» Task requirements:
Print every record exactly, with nothing added or left out.

» Data:

== Segment start ==

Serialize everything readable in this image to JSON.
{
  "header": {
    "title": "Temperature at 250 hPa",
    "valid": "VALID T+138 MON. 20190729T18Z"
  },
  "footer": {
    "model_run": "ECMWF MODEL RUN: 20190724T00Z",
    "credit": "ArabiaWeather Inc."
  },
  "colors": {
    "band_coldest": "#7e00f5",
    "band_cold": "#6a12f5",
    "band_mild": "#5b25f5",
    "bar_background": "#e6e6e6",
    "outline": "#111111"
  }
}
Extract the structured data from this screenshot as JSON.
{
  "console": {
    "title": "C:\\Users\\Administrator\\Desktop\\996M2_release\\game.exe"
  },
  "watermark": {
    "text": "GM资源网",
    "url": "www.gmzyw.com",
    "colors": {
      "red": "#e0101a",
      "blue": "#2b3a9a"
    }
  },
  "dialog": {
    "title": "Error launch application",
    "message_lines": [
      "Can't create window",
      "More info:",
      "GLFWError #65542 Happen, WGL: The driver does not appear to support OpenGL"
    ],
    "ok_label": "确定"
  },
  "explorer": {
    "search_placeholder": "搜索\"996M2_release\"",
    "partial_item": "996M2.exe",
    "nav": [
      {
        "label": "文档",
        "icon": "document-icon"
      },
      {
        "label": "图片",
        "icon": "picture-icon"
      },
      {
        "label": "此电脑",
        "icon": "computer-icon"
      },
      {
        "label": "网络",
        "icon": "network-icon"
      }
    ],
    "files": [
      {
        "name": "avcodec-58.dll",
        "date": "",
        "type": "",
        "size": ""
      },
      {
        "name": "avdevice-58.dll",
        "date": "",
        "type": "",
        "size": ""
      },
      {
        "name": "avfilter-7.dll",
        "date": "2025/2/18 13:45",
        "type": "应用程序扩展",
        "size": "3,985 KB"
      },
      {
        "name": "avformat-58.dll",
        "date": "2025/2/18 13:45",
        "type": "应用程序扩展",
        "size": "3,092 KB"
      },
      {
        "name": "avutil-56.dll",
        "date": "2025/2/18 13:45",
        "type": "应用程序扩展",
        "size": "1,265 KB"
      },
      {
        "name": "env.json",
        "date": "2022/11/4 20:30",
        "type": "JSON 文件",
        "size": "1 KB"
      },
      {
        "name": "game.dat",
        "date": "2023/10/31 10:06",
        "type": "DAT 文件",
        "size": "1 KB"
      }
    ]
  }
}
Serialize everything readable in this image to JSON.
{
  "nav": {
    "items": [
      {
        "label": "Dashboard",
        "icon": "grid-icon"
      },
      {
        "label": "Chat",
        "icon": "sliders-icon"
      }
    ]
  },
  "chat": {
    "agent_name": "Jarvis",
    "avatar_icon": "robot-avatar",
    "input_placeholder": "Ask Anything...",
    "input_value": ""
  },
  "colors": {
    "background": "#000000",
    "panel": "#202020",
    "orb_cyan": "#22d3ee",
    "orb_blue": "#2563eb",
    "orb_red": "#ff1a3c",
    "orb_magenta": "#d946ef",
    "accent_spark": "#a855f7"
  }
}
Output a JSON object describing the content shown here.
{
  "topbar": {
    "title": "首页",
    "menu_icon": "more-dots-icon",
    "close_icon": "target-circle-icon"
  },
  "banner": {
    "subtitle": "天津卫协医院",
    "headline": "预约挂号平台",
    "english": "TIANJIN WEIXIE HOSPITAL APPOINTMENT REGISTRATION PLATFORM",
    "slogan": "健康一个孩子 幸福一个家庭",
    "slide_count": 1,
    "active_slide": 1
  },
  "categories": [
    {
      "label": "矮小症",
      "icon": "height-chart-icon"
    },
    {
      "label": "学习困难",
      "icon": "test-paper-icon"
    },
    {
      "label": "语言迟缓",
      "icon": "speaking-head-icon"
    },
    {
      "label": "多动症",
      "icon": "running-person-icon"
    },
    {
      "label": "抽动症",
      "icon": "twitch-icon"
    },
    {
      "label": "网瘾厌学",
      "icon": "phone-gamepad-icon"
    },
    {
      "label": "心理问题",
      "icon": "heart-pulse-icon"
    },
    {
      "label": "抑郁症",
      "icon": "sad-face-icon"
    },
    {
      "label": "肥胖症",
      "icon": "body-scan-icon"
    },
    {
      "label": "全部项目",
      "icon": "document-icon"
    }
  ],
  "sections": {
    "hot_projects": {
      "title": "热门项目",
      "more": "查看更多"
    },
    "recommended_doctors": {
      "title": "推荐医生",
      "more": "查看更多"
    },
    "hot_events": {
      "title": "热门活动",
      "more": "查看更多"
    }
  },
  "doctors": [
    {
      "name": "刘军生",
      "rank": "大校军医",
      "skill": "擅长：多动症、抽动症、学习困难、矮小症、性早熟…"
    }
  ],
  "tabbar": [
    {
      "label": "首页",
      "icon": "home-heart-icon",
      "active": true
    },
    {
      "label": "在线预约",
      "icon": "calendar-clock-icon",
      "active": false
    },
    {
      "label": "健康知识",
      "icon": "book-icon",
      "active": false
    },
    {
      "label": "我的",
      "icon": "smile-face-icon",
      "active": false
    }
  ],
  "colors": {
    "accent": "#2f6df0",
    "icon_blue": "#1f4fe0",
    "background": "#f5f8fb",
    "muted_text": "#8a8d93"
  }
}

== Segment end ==

» Task answer:
Serialize everything readable in this image to JSON.
{
  "header": {
    "title": "Temperature at 250 hPa",
    "valid": "VALID T+138 MON. 20190729T18Z"
  },
  "footer": {
    "model_run": "ECMWF MODEL RUN: 20190724T00Z",
    "credit": "ArabiaWeather Inc."
  },
  "colors": {
    "band_coldest": "#7e00f5",
    "band_cold": "#6a12f5",
    "band_mild": "#5b25f5",
    "bar_background": "#e6e6e6",
    "outline": "#111111"
  }
}
Extract the structured data from this screenshot as JSON.
{
  "console": {
    "title": "C:\\Users\\Administrator\\Desktop\\996M2_release\\game.exe"
  },
  "watermark": {
    "text": "GM资源网",
    "url": "www.gmzyw.com",
    "colors": {
      "red": "#e0101a",
      "blue": "#2b3a9a"
    }
  },
  "dialog": {
    "title": "Error launch application",
    "message_lines": [
      "Can't create window",
      "More info:",
      "GLFWError #65542 Happen, WGL: The driver does not appear to support OpenGL"
    ],
    "ok_label": "确定"
  },
  "explorer": {
    "search_placeholder": "搜索\"996M2_release\"",
    "partial_item": "996M2.exe",
    "nav": [
      {
        "label": "文档",
        "icon": "document-icon"
      },
      {
        "label": "图片",
        "icon": "picture-icon"
      },
      {
        "label": "此电脑",
        "icon": "computer-icon"
      },
      {
        "label": "网络",
        "icon": "network-icon"
      }
    ],
    "files": [
      {
        "name": "avcodec-58.dll",
        "date": "",
        "type": "",
        "size": ""
      },
      {
        "name": "avdevice-58.dll",
        "date": "",
        "type": "",
        "size": ""
      },
      {
        "name": "avfilter-7.dll",
        "date": "2025/2/18 13:45",
        "type": "应用程序扩展",
        "size": "3,985 KB"
      },
      {
        "name": "avformat-58.dll",
        "date": "2025/2/18 13:45",
        "type": "应用程序扩展",
        "size": "3,092 KB"
      },
      {
        "name": "avutil-56.dll",
        "date": "2025/2/18 13:45",
        "type": "应用程序扩展",
        "size": "1,265 KB"
      },
      {
        "name": "env.json",
        "date": "2022/11/4 20:30",
        "type": "JSON 文件",
        "size": "1 KB"
      },
      {
        "name": "game.dat",
        "date": "2023/10/31 10:06",
        "type": "DAT 文件",
        "size": "1 KB"
      }
    ]
  }
}
Serialize everything readable in this image to JSON.
{
  "nav": {
    "items": [
      {
        "label": "Dashboard",
        "icon": "grid-icon"
      },
      {
        "label": "Chat",
        "icon": "sliders-icon"
      }
    ]
  },
  "chat": {
    "agent_name": "Jarvis",
    "avatar_icon": "robot-avatar",
    "input_placeholder": "Ask Anything...",
    "input_value": ""
  },
  "colors": {
    "background": "#000000",
    "panel": "#202020",
    "orb_cyan": "#22d3ee",
    "orb_blue": "#2563eb",
    "orb_red": "#ff1a3c",
    "orb_magenta": "#d946ef",
    "accent_spark": "#a855f7"
  }
}
Output a JSON object describing the content shown here.
{
  "topbar": {
    "title": "首页",
    "menu_icon": "more-dots-icon",
    "close_icon": "target-circle-icon"
  },
  "banner": {
    "subtitle": "天津卫协医院",
    "headline": "预约挂号平台",
    "english": "TIANJIN WEIXIE HOSPITAL APPOINTMENT REGISTRATION PLATFORM",
    "slogan": "健康一个孩子 幸福一个家庭",
    "slide_count": 1,
    "active_slide": 1
  },
  "categories": [
    {
      "label": "矮小症",
      "icon": "height-chart-icon"
    },
    {
      "label": "学习困难",
      "icon": "test-paper-icon"
    },
    {
      "label": "语言迟缓",
      "icon": "speaking-head-icon"
    },
    {
      "label": "多动症",
      "icon": "running-person-icon"
    },
    {
      "label": "抽动症",
      "icon": "twitch-icon"
    },
    {
      "label": "网瘾厌学",
      "icon": "phone-gamepad-icon"
    },
    {
      "label": "心理问题",
      "icon": "heart-pulse-icon"
    },
    {
      "label": "抑郁症",
      "icon": "sad-face-icon"
    },
    {
      "label": "肥胖症",
      "icon": "body-scan-icon"
    },
    {
      "label": "全部项目",
      "icon": "document-icon"
    }
  ],
  "sections": {
    "hot_projects": {
      "title": "热门项目",
      "more": "查看更多"
    },
    "recommended_doctors": {
      "title": "推荐医生",
      "more": "查看更多"
    },
    "hot_events": {
      "title": "热门活动",
      "more": "查看更多"
    }
  },
  "doctors": [
    {
      "name": "刘军生",
      "rank": "大校军医",
      "skill": "擅长：多动症、抽动症、学习困难、矮小症、性早熟…"
    }
  ],
  "tabbar": [
    {
      "label": "首页",
      "icon": "home-heart-icon",
      "active": true
    },
    {
      "label": "在线预约",
      "icon": "calendar-clock-icon",
      "active": false
    },
    {
      "label": "健康知识",
      "icon": "book-icon",
      "active": false
    },
    {
      "label": "我的",
      "icon": "smile-face-icon",
      "active": false
    }
  ],
  "colors": {
    "accent": "#2f6df0",
    "icon_blue": "#1f4fe0",
    "background": "#f5f8fb",
    "muted_text": "#8a8d93"
  }
}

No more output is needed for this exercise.